◆ Problem to solve: Set the records down again in full, exactly as they are, apart from the images.

○ ○ ○ ○

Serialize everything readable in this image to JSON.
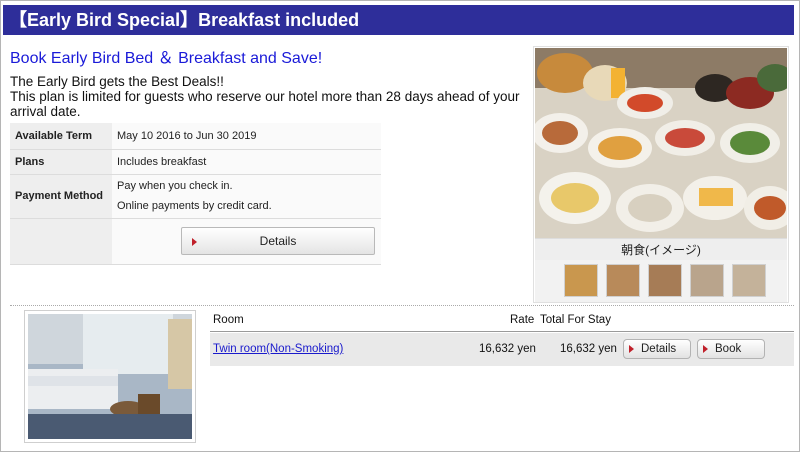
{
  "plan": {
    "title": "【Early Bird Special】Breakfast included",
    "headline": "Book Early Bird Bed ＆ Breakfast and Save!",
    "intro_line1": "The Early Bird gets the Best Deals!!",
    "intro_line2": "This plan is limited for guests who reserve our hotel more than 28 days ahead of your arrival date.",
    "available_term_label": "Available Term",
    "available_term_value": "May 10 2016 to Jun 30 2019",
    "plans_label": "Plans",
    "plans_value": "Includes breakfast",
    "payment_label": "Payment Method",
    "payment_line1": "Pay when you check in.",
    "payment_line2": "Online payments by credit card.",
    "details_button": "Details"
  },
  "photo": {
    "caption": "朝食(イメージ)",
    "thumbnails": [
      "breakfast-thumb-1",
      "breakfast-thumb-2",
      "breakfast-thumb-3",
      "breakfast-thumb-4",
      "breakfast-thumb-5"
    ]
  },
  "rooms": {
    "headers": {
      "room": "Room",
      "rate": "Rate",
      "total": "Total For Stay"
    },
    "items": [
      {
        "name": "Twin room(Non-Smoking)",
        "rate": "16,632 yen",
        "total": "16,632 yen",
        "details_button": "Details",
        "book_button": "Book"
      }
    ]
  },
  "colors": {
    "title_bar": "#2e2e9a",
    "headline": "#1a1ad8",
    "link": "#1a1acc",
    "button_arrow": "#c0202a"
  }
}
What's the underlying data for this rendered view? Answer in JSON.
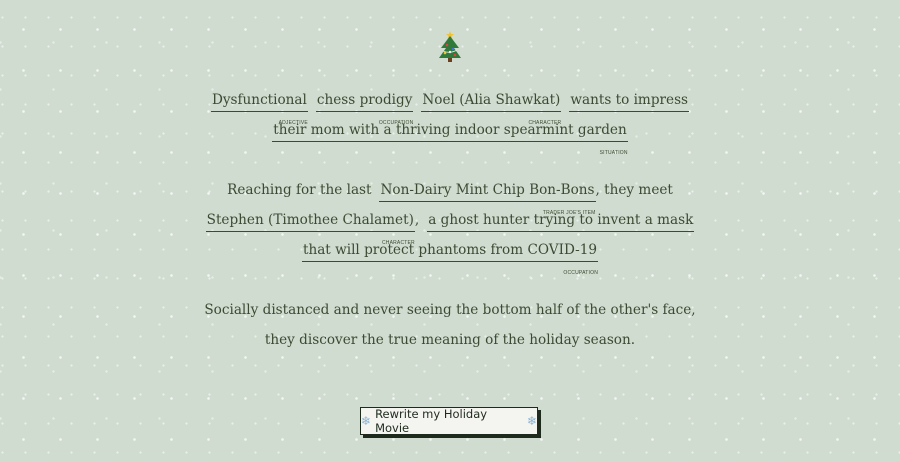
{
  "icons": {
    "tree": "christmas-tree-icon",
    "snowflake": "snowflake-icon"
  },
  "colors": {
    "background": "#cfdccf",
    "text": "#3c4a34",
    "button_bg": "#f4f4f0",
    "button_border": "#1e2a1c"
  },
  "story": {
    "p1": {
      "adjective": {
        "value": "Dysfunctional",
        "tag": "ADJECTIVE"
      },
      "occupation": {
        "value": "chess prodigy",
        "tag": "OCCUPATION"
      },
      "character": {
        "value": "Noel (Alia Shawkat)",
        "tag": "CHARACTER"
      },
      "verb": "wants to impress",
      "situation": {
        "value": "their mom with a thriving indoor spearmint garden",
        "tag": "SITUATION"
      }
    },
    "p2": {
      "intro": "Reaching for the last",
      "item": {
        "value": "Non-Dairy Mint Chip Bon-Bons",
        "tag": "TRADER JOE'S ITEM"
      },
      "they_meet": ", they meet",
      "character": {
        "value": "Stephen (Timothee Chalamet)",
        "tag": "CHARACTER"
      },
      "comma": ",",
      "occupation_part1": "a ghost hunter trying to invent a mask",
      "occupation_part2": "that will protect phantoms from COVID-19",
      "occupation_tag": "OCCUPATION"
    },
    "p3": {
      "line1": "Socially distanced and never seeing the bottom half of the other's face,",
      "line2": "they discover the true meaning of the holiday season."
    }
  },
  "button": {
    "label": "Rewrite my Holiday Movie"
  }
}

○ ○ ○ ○

◆ Result below:
Serialize everything readable in this image to JSON.
{
  "plan": {
    "title": "【Early Bird Special】Breakfast included",
    "headline": "Book Early Bird Bed ＆ Breakfast and Save!",
    "intro_line1": "The Early Bird gets the Best Deals!!",
    "intro_line2": "This plan is limited for guests who reserve our hotel more than 28 days ahead of your arrival date.",
    "available_term_label": "Available Term",
    "available_term_value": "May 10 2016 to Jun 30 2019",
    "plans_label": "Plans",
    "plans_value": "Includes breakfast",
    "payment_label": "Payment Method",
    "payment_line1": "Pay when you check in.",
    "payment_line2": "Online payments by credit card.",
    "details_button": "Details"
  },
  "photo": {
    "caption": "朝食(イメージ)",
    "thumbnails": [
      "breakfast-thumb-1",
      "breakfast-thumb-2",
      "breakfast-thumb-3",
      "breakfast-thumb-4",
      "breakfast-thumb-5"
    ]
  },
  "rooms": {
    "headers": {
      "room": "Room",
      "rate": "Rate",
      "total": "Total For Stay"
    },
    "items": [
      {
        "name": "Twin room(Non-Smoking)",
        "rate": "16,632 yen",
        "total": "16,632 yen",
        "details_button": "Details",
        "book_button": "Book"
      }
    ]
  },
  "colors": {
    "title_bar": "#2e2e9a",
    "headline": "#1a1ad8",
    "link": "#1a1acc",
    "button_arrow": "#c0202a"
  }
}
What's the underlying data for this rendered view? Answer in JSON.
{
  "icons": {
    "tree": "christmas-tree-icon",
    "snowflake": "snowflake-icon"
  },
  "colors": {
    "background": "#cfdccf",
    "text": "#3c4a34",
    "button_bg": "#f4f4f0",
    "button_border": "#1e2a1c"
  },
  "story": {
    "p1": {
      "adjective": {
        "value": "Dysfunctional",
        "tag": "ADJECTIVE"
      },
      "occupation": {
        "value": "chess prodigy",
        "tag": "OCCUPATION"
      },
      "character": {
        "value": "Noel (Alia Shawkat)",
        "tag": "CHARACTER"
      },
      "verb": "wants to impress",
      "situation": {
        "value": "their mom with a thriving indoor spearmint garden",
        "tag": "SITUATION"
      }
    },
    "p2": {
      "intro": "Reaching for the last",
      "item": {
        "value": "Non-Dairy Mint Chip Bon-Bons",
        "tag": "TRADER JOE'S ITEM"
      },
      "they_meet": ", they meet",
      "character": {
        "value": "Stephen (Timothee Chalamet)",
        "tag": "CHARACTER"
      },
      "comma": ",",
      "occupation_part1": "a ghost hunter trying to invent a mask",
      "occupation_part2": "that will protect phantoms from COVID-19",
      "occupation_tag": "OCCUPATION"
    },
    "p3": {
      "line1": "Socially distanced and never seeing the bottom half of the other's face,",
      "line2": "they discover the true meaning of the holiday season."
    }
  },
  "button": {
    "label": "Rewrite my Holiday Movie"
  }
}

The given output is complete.